In its initial federal grant request for the insurance exchange project, Wyoming said that it would: 1) Form a Task Force to determine if Wyoming will pursue a State-based Exchange, a regional Exchange, or allow the Federal government to operate an Exchange, 2) Develop recommendations as to necessary actions to establish a functioning Exchange as well as propose legislative action if the Governor and Task Force recommend that Wyoming participate in the operation of the State’s insurance Exchange, via a partnership with the University of Wyoming.
The meeting reportedly did not address the role of the commercial health insurance exchanges on the implementation of new competing government systems. The model act does not address inter-state insurance exchange proposals nor insurance sales across state lines.
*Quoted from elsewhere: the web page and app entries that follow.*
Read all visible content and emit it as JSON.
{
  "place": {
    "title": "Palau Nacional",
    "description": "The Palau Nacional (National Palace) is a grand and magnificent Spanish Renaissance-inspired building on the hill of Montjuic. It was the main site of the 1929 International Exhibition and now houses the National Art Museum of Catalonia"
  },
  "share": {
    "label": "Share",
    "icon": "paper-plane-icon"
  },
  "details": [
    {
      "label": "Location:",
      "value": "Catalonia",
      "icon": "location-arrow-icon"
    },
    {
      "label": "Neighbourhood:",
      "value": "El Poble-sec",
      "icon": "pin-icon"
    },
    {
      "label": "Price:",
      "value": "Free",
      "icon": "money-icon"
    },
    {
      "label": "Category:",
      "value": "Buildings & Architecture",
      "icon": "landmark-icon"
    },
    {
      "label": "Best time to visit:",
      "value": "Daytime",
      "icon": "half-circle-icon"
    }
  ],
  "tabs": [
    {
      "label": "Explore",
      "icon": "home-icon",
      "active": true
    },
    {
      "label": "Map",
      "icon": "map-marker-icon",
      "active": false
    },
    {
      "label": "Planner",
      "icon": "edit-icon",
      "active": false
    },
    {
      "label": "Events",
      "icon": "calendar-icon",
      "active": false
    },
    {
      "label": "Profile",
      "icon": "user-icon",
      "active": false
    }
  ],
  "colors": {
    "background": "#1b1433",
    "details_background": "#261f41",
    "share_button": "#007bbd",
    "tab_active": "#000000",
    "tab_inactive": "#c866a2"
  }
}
Federal officials admitted that they may not be able to provide further guidance until 2012. Meanwhile, most states are motivated to continue to meet requirements to obtain additional funding promised by the federal government for the establishment of insurance exchange by 2014. Freedom Benefits has previously voiced the opinion that the huge amount of money being spent to set up alternate insurance sales system technologies could be better used providing health benefits to the public. We proposed on the Universal Health Insurance blog that adequate commercial insurance sales systems are already in place that could be modified in a public/private partnership to make health insurance more affordable.
9/15/2010 A health insurance exchange study will be funded by an $800,000 appropriation from the Wyoming Department of Insurance. The purpose is to explore which approaches would be best to fulfill the Department’s wishes and meet federal health reform requirements that will be effective in 2014.
5/14/2010 Diabetes Coverage: A new resource to help find health insurance for diabetics in Wyoming is now available at Freedom Benefits.